Now that the US Mint has been reorganized, it is time to strengthen the product line. The US Mint’s primary product are the circulating coins that are sold to the Federal Reserve. At this moment, there should be no changes to the required denominations and composition. Although there have been recent issues with the rise in the costs of zinc and nickel that affected the seignorage of the one and five cent coins, the US Mint produces enough coins in other denominations to mitigate those losses. Business calls selling a product at or below it manufacture price is called a loss leader. As long as the US Mint is meeting its obligations to the Federal Reserve, it is not a problem for the US Mint to downgrade the cent and nickel to loss leader status.
Numismatists are most vocal over the design of the coinage and the number of rotating series that drives up the costs to collectors. In order to add sanity to the process, there must be some rules. Thus, under this reorganization, no coin design is to last more than 25 years. The coin design can refer either to the obverse, reverse, or both, but something must be changed. This means the end of the 50 year design pattern given to the Lincoln Cent. Once the new design is settled in 2010, it must be changed by 2035. At that point, the CCAC and the US Mint will decide to redesign the entire coin or, once again, replace the reverse only.

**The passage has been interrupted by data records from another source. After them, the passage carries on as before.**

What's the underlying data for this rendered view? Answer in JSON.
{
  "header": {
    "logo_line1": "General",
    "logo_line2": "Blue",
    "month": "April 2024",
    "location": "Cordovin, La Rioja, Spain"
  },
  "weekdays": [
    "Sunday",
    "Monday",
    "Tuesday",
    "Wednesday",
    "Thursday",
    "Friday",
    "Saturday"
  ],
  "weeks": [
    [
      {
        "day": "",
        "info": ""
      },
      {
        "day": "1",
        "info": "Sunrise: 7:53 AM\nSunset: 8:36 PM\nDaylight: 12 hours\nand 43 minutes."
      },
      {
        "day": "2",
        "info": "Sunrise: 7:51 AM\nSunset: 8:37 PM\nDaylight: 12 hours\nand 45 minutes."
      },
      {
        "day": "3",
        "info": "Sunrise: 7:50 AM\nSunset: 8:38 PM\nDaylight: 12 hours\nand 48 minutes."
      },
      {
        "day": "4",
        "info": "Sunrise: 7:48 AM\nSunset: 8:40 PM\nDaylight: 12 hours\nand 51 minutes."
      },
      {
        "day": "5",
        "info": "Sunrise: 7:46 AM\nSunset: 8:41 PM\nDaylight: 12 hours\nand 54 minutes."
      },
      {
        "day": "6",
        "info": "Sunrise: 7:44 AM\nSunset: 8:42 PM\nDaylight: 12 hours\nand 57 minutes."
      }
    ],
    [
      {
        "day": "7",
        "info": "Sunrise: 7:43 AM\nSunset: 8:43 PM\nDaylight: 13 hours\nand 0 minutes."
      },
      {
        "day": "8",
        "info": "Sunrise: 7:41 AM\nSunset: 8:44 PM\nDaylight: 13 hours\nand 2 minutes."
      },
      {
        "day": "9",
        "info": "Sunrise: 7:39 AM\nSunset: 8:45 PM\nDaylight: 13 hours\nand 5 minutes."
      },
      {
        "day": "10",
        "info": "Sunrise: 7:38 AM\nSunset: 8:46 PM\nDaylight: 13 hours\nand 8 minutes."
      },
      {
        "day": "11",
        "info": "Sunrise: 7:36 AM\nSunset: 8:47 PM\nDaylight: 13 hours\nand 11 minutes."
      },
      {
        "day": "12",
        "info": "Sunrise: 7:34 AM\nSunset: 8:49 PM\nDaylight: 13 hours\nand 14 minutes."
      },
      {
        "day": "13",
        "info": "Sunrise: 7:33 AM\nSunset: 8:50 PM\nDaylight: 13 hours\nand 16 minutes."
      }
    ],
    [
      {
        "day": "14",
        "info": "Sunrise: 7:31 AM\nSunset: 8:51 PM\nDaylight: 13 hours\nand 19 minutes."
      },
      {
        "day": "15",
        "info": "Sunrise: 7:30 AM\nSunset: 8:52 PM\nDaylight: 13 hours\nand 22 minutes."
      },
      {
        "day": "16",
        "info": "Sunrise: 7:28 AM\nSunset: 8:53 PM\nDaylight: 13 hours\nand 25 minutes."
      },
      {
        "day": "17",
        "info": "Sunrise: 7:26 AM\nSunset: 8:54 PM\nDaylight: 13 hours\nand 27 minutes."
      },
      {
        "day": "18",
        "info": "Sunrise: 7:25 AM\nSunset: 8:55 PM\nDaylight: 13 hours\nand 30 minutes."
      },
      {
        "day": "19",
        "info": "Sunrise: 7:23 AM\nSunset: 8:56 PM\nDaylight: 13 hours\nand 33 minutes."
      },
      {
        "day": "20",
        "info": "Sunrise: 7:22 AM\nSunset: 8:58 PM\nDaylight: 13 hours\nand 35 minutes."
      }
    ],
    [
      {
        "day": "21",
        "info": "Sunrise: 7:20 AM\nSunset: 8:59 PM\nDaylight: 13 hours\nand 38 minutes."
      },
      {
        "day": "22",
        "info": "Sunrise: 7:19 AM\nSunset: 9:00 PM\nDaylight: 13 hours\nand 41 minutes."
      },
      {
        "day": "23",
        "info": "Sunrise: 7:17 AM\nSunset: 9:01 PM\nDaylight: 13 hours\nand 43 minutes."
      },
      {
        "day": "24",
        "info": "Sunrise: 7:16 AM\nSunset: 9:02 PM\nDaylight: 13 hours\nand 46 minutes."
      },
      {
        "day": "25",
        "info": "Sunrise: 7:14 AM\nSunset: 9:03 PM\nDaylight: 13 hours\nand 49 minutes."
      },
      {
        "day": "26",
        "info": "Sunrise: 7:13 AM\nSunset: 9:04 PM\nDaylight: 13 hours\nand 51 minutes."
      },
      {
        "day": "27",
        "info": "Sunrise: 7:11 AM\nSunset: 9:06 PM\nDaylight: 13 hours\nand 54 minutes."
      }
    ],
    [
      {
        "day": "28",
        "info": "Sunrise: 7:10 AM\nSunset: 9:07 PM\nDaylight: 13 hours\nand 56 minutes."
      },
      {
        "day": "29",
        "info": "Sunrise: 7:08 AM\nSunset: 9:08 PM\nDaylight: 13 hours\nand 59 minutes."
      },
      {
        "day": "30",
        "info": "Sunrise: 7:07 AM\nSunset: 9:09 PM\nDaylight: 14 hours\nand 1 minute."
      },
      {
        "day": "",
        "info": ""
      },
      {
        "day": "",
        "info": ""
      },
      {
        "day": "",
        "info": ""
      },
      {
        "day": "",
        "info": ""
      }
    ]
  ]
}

Under this rule, the dime and half-dollar are due for design updates.
This proposal does not change the elements that are required on the coin. As described in 31 U.S.C. §5112(d)(1), “United States coins shall have the inscription ‘In God We Trust’. The obverse side of each coin shall have the inscription ‘Liberty’. The reverse side of each coin shall have the inscriptions ‘United States of America’ and ‘E Pluribus Unum’ and a designation of the value of the coin.” All other rules about design in that paragraph would be eliminated under this plan.
If the US Mint creates circulating commemoratives, there should be no more than two programs in place. One program can be a multi-coin commemorative, like the Presidential $1 Coins, and the other an annual series, such as the Native American $1 Coins. Any more than that becomes too much where the US Mint apparently cannot maintain the levels of manufacturing necessary to satisfy demands for their products. Once the circulating commemorative series is completed, the coin will undergo a final design change for the year after the program’s conclusion and remain that way for 25 years. An exemption to this rule will be to maintain the America the Beautiful Quarters Program as part of the transition.
And no more circulating commemoratives of the same coin. Either have the Presidential $1 Coin or the Native American $1 Coin, not both!
The US Mint will maintain the annual coin programs for all circulating coins. Mint Set will remain coins that have come from business strike production lines and proof coins will continue to use specially treated planchets as they do today. Additionally, the US Mint will continue to produce the Silver Proof Set except that the one-cent coins will be struck in an alloy of 95-percent copper.
Finally, it is time to make the one-dollar coin worth striking. The only way to do this is to stop producing the one-dollar Federal Reserve Note. The United States is the only “First World” country that continues to produce its unit currency in paper form. Even as the $1 FRN continues to be produced, some countries are eliminating more lower denominations to save on costs. It is time for the United States to do the same. In fact, the United States should also eliminate the $2 note.
At the end of the series, there will be an article about the paper currency and the Bureau of Engraving and Printing.
There are relatively few changes necessary for circulating coins. In the next article, we will look at the commemorative coin program.